_What is needed_
All of the data must be returned word for word.

_Given records_

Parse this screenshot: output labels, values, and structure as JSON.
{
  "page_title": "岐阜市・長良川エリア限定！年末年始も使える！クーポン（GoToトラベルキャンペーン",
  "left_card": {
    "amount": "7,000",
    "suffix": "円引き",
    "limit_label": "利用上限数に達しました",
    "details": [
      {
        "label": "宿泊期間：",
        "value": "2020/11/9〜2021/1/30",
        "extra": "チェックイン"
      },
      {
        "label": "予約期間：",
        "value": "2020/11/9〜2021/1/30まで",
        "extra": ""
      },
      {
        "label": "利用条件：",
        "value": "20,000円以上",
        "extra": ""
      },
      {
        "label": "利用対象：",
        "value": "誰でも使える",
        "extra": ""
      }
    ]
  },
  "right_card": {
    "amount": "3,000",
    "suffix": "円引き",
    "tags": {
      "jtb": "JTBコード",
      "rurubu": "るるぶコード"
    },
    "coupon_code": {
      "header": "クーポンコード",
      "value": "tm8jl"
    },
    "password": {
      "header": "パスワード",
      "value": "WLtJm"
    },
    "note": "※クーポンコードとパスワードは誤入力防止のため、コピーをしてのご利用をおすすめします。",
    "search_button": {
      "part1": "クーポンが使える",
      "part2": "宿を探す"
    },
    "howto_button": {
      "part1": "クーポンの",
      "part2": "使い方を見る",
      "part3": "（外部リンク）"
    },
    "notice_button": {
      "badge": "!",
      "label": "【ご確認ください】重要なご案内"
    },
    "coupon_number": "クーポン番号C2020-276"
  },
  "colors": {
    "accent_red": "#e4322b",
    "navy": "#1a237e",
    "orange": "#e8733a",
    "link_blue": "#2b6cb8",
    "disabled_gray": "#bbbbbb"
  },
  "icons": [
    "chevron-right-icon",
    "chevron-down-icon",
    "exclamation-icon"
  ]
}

_Solution to this task_
Parse this screenshot: output labels, values, and structure as JSON.
{
  "page_title": "岐阜市・長良川エリア限定！年末年始も使える！クーポン（GoToトラベルキャンペーン",
  "left_card": {
    "amount": "7,000",
    "suffix": "円引き",
    "limit_label": "利用上限数に達しました",
    "details": [
      {
        "label": "宿泊期間：",
        "value": "2020/11/9〜2021/1/30",
        "extra": "チェックイン"
      },
      {
        "label": "予約期間：",
        "value": "2020/11/9〜2021/1/30まで",
        "extra": ""
      },
      {
        "label": "利用条件：",
        "value": "20,000円以上",
        "extra": ""
      },
      {
        "label": "利用対象：",
        "value": "誰でも使える",
        "extra": ""
      }
    ]
  },
  "right_card": {
    "amount": "3,000",
    "suffix": "円引き",
    "tags": {
      "jtb": "JTBコード",
      "rurubu": "るるぶコード"
    },
    "coupon_code": {
      "header": "クーポンコード",
      "value": "tm8jl"
    },
    "password": {
      "header": "パスワード",
      "value": "WLtJm"
    },
    "note": "※クーポンコードとパスワードは誤入力防止のため、コピーをしてのご利用をおすすめします。",
    "search_button": {
      "part1": "クーポンが使える",
      "part2": "宿を探す"
    },
    "howto_button": {
      "part1": "クーポンの",
      "part2": "使い方を見る",
      "part3": "（外部リンク）"
    },
    "notice_button": {
      "badge": "!",
      "label": "【ご確認ください】重要なご案内"
    },
    "coupon_number": "クーポン番号C2020-276"
  },
  "colors": {
    "accent_red": "#e4322b",
    "navy": "#1a237e",
    "orange": "#e8733a",
    "link_blue": "#2b6cb8",
    "disabled_gray": "#bbbbbb"
  },
  "icons": [
    "chevron-right-icon",
    "chevron-down-icon",
    "exclamation-icon"
  ]
}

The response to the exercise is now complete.